King Breweries And Distillaries is a branch of Pentex that is comitted to spread alcoholism in a vicious combination with Wyrm-Taint. They operate mainly in North America, but have subsidiaries all over the world.
Everyone enjoys a good cold one now and then. It's just a way to blow off some steam. No matter if it's a Sam Adam's microbrew, a refreshing Coors Light, or an imported Guiness, no one can call you an alcoholic for having a nice beer after a long day.
Unless you're drinking King Breweries. Then you're probably even worse off.
Kings for a lifetimeEdit
The King family came to Colorado back in the days of the frontier, when men were men and needed booze. The King's patriarch decided to begin a brewery in the Colorado territory, and soon made a fortune off desperate settlers desperate to drink. Since then the King family has owned, wholly and totally, the King Breweries.
However, the latest King to own the company, Jeremy, never thought a King would need to debase himself. So on contacting Pentex, he removed his father Dexter completely from the company, only keeping the old man alive to gloat.
Nearly all other kings are or feign loyalty to Jeremy, and under his rule the King empire has expanded immensely in a few short years. The key is volume. Where other beer distributors try to make a profit for each shipment made, King cares only that as much alcohol as possible is sent across the nation. Served in O'Tooley's or taken from the fridge, King dreams of one day becoming America's leading beer and liquour distributor.

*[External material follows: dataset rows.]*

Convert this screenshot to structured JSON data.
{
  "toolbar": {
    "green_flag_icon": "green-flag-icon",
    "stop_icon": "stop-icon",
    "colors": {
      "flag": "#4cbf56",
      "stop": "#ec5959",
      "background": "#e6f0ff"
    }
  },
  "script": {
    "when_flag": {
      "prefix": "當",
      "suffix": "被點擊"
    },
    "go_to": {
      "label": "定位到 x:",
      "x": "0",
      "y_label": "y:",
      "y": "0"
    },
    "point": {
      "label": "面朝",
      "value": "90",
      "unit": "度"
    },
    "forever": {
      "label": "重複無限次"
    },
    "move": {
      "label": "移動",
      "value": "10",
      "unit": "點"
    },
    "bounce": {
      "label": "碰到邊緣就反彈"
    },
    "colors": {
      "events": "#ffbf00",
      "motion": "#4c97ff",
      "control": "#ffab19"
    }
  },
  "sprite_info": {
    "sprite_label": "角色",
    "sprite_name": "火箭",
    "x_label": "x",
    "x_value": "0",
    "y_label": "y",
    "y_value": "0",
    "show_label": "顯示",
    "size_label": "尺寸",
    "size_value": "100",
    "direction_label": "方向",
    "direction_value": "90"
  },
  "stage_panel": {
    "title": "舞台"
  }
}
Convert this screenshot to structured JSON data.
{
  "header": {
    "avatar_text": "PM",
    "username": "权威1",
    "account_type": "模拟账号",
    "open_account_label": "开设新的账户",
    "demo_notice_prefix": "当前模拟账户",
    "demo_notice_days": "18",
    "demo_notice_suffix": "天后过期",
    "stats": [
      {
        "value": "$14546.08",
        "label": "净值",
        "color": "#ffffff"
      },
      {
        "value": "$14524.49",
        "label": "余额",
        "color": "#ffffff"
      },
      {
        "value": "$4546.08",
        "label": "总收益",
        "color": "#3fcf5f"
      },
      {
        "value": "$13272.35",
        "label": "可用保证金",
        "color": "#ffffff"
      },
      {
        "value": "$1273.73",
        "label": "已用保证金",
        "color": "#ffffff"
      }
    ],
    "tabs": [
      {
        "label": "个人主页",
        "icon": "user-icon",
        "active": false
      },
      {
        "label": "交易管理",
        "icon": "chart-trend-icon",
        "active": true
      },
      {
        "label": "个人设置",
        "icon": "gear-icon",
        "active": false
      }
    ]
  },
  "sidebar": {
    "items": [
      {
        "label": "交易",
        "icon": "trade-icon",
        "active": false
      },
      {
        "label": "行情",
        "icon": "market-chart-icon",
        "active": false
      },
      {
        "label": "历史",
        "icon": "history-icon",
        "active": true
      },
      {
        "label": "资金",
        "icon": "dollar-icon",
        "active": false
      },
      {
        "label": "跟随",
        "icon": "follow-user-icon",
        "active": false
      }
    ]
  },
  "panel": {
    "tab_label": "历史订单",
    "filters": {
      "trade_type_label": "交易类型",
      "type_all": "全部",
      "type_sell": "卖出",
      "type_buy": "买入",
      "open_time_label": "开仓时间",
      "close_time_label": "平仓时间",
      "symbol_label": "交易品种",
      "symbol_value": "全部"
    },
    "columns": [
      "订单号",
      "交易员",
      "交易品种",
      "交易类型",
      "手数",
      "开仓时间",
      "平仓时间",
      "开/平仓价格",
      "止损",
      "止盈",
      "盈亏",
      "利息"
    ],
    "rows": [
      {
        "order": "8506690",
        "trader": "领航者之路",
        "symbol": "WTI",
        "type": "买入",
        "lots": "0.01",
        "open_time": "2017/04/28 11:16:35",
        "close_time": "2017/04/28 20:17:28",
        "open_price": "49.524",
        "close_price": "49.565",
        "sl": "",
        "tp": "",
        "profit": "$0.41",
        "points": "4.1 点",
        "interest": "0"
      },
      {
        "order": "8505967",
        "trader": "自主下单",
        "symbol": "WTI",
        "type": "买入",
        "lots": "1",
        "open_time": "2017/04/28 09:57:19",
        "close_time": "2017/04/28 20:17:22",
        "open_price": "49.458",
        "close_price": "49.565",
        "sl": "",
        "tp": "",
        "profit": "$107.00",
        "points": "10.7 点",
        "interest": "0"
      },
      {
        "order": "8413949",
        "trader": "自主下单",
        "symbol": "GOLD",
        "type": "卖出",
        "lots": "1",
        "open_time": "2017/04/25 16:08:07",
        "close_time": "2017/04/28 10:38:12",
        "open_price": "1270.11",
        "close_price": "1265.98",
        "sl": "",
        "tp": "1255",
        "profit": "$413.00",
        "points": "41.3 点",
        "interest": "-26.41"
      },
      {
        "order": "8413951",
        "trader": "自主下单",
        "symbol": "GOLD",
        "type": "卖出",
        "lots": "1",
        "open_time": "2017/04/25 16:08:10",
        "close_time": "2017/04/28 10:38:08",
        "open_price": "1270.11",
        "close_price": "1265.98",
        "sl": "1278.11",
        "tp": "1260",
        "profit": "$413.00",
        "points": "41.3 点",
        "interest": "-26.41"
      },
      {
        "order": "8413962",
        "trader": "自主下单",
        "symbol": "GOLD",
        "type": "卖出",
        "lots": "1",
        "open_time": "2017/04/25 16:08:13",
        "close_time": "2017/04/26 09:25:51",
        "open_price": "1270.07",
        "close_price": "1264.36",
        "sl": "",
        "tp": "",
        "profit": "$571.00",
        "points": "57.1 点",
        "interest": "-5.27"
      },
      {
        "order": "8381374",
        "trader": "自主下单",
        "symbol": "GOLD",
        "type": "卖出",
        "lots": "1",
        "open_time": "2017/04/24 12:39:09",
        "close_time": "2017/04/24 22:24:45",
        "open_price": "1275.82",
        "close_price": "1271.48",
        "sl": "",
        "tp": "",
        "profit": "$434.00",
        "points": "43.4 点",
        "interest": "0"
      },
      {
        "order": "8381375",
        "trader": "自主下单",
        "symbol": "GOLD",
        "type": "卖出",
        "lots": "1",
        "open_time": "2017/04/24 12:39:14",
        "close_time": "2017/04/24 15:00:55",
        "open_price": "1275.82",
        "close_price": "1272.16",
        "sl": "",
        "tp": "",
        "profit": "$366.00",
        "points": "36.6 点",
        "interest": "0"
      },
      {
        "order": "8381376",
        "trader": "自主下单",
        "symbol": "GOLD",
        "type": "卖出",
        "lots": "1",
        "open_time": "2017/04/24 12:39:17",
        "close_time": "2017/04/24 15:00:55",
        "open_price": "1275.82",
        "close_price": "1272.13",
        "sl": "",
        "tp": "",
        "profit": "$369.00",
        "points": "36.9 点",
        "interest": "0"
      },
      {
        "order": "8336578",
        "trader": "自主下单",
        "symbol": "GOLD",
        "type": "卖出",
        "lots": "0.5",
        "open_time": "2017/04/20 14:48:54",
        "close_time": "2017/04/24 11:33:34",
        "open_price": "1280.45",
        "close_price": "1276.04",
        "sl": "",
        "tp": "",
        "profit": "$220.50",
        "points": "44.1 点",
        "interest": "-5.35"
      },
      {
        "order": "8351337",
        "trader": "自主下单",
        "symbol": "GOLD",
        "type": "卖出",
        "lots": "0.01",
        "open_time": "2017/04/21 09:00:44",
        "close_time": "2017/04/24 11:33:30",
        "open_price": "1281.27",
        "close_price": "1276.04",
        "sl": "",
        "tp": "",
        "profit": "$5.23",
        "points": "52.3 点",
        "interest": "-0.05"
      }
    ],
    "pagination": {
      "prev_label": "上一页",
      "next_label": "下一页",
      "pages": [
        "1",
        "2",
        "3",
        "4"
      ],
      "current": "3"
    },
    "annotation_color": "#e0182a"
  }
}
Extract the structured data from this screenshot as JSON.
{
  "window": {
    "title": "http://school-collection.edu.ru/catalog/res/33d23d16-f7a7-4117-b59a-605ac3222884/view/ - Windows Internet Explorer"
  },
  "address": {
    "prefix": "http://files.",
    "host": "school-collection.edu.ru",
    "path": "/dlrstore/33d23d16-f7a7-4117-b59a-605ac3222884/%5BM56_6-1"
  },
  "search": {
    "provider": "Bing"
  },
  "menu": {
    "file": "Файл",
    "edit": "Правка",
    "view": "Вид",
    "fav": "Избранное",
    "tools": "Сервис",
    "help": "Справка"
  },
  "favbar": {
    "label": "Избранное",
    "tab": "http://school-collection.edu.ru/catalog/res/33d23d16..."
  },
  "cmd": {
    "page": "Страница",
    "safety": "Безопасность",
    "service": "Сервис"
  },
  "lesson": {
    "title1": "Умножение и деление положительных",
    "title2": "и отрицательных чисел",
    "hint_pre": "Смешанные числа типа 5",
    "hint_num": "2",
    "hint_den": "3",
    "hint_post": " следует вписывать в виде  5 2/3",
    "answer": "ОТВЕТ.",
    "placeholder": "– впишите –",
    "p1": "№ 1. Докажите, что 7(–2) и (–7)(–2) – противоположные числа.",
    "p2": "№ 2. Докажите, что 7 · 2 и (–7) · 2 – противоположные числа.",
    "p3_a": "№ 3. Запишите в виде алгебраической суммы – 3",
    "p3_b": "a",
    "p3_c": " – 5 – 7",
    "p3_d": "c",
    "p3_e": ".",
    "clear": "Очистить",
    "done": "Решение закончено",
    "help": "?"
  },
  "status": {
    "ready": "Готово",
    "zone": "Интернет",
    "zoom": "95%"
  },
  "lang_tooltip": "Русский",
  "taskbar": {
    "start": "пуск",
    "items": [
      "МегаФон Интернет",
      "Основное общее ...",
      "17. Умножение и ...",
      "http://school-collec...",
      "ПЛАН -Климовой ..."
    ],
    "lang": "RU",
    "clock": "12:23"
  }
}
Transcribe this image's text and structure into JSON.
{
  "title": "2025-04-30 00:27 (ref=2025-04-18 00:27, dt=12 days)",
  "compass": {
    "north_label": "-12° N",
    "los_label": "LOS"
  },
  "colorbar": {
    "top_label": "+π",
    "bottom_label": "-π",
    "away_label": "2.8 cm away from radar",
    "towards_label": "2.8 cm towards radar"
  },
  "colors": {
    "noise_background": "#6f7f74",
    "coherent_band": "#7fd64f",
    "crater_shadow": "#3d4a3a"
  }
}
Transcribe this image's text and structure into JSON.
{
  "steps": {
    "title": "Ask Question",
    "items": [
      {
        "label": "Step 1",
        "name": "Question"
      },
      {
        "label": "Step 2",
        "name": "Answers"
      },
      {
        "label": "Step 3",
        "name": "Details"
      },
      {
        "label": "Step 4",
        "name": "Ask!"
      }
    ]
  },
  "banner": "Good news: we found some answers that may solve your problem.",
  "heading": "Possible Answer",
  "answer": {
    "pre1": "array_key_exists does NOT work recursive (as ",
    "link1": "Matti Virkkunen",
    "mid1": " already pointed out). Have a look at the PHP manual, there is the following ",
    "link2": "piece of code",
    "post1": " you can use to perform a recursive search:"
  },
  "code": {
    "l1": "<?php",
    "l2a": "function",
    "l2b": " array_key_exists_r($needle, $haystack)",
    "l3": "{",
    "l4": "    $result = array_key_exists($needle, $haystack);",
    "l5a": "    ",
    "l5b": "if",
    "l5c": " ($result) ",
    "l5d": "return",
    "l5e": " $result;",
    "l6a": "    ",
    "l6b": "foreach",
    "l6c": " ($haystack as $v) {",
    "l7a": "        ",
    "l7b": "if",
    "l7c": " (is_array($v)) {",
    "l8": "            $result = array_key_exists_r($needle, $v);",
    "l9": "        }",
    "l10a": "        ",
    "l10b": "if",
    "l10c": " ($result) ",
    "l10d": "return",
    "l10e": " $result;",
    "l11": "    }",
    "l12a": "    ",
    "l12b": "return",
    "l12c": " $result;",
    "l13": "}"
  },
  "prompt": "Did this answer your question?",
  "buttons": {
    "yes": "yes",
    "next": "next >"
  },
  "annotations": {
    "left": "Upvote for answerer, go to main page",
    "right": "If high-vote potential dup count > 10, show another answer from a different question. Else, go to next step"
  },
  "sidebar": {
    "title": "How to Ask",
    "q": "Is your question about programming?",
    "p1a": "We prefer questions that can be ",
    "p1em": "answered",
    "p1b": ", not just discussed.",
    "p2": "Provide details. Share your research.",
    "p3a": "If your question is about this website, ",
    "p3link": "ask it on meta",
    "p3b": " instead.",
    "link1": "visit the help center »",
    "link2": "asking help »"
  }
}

Most frighteningly, King knew all about Pentex's real goals. He knew exactly what he was getting into, and he has embraced it. To King, it is a chance to gain the power he, and he alone, should rightfully have as the head of his family.
Kings isn't just a beer brewer. With Pentex's aid, it has gained a massive network of beers and other alcohols to flood America with. These listed here are the most public faces of King Breweries.
The mother of them all, King's Breweries is a round-the-clock operation with more security than many would expect from a beer company. Astride the Colorado River, the brewery pumps out massive amounts of waste while marketing to the lazy men of America while giving the college demographic something to drink on the cheap.
The home of the harder booze in the company, King Spirits focuses explicitly on whiskies and gins. Still as cheap as the other King drinks, the brewery also is King's playground, where new formulas and "ideas" are put into practice before the main brewery.
Based in New England, Imports is where King can safely bring in all brands of foreign drinks, from Irish beers that haven't yet come to America (actually brewed under liscense in the US) to drinks from West Africa and Europe. Unsurprisingly, it is also how King gets Pentex more "questionable" goods.
Simply a rotgut factory more than anything else, Ruskaiya was made to pump out as much low-price vodka as possible. There's nothing "wrong" about Ruskaiya, but that's just it. There's nothing wrong.
Maker of non-alcoholic drinks, Thaw is specifically geared to making mixers instead of any real soda. The fact that it's carbonated enough to singe the hair off a dog's nose belies the fact that this specific carbonation process is designed to send any banes in the human drinking into overdrive.
Dragon Valley Wines
Cheaper than even the infamous Mad Dog 20/20, Dragon Valley is actually a well-received mid-range wine. Made little differently than other wines, the strange truth lies not in the wine itself. Instead, an investigator would have to look at the vinyard itself. Specifcally, the vines.
Ten Tickle Ales
Marketed specifically to the microbrew "snobs", Ten Tickle is a King Breweries production except in name. Poached from the recipies of long-dead Willem Ten Tickyll (Tickle thanks to the English), Pentex found that most of his other recipies were more useful. Handing the brewing secrets to King, he has since turned the microbrewery into a potential rival to other area microbrews, with dreams of sending it cross-country. Exactly what Pentex would want.
The purpose of King Breweries is exactly what people have been accusing the beer industry of doing for years: Turn the people into drunks and slobs of the worst kind, doing nothing but drinking King. College students waste their time and effort. Workers become hungover morons at work. King has spared no expense in making sure his marketing for the primary product highlights exactly what he thinks of the average America. Slobbish, fat, and stupid. It's paying off like no one could ever believes. Though still a distant third to Coors and Anheuser-Busch, King has eyes on more creative methods to undermine his competitors.